TRENTON – State Sen. Joe Kyrillos, (R-13), of Middletown, has introduced the “School Children First Act,” a summation of Gov. Chris Christie’s teacher tenure reform initiatives.
Christie has laid down the groundwork for this reform over the past year in fair detail, including new evaluation methods for teachers and principals; revision to the tenure process; establishment of teacher compensation factors; mutual consent for teacher placement; and elimination of certain seniority rights.
“We cannot, as a state, tolerate a public education system in which some children have access to good teachers while others do not,” Kyrillos said in a statement today. “We must make the system work better for kids by rewarding excellent teachers and removing those who are not effective in the classroom. In order to meet the state constitution’s requirement of a thorough and efficient system of public schools for all children, we must put their needs above all else in every facet of our educational system.
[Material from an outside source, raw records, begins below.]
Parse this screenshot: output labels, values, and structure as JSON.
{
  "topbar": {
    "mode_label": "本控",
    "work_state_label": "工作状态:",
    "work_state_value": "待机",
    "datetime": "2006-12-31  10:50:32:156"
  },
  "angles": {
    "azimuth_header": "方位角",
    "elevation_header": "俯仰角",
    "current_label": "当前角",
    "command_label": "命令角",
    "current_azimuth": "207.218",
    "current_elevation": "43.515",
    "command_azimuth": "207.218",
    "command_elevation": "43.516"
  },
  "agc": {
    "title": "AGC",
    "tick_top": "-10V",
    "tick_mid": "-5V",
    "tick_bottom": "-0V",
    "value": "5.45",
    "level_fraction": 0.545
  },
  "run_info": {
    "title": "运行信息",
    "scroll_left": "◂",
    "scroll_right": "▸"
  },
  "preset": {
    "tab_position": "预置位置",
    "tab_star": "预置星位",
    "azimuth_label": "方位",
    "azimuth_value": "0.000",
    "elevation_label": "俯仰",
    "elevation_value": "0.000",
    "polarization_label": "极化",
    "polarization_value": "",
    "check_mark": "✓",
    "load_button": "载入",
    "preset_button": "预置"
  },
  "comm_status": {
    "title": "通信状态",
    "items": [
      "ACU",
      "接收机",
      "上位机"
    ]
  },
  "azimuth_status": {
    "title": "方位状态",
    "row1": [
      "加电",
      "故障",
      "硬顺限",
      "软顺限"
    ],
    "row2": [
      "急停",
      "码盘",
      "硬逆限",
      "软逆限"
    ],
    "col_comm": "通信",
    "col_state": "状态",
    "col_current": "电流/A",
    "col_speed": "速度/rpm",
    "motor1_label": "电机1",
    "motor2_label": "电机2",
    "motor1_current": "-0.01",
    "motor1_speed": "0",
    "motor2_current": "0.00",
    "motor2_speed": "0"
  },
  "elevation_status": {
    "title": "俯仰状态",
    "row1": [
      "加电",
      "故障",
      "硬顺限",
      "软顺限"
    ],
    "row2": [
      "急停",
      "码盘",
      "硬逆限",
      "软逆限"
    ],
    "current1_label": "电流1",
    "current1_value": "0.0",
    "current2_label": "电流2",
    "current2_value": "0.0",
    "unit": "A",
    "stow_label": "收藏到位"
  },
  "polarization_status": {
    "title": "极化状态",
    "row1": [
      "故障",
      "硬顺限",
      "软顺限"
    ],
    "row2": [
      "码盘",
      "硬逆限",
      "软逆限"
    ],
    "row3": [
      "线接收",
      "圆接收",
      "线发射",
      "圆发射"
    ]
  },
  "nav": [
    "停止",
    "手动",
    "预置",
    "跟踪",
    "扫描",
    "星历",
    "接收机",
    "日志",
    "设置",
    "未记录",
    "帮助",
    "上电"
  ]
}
That includes how tenure and compensation are earned.”
The bill, S2881, is currently being reviewed by the Office of Legislative Services and should post for introduction at the next Senate quorum. The Senate GOP release said the legislation “replaces traditional teacher tenure with protections that must be earned and maintained through annual evaluations that rely heavily on classroom observation, making it easier to identify and remove ineffective teachers from the classroom.”
Also: “The pay structure of the teaching field will be reformed as well. Student achievement will play a role in determining salary awards under the bill, a change from the current system which compensates teachers based on seniority.”
Under the bill, tenure is earned after three annual evaluations of “effective” or “highly effective,” as Christie has discussed. A teacher loses and must re-earn tenure after one rating of “ineffective” or two evaluations of “partially effective.” It also eliminates last-in, first-out seniority protections.
The bill is available below for reading.
Speaking at a panel discussion with the Heartland Institute last week, Kyrillos was pressing another education reform bill, S2569, the “Parent Empowerment and Choice Act,” a “parent trigger” bill that gives parents in failing school districts petition power to enact some administrative oversight. If student test scores are bad, a petition from the majority of district parents could replace administrators and staff, establish a tuition voucher system, or convert a district school into a charter school.
Kyrillos said, according to a statement on the Senate GOP website, “If enacted into law, my bill would give parents in these districts – some of the poorest and most dangerous in New Jersey – the ability to build a better tomorrow for their children by forcing immediate improvements to a school that is failing to educate its students.”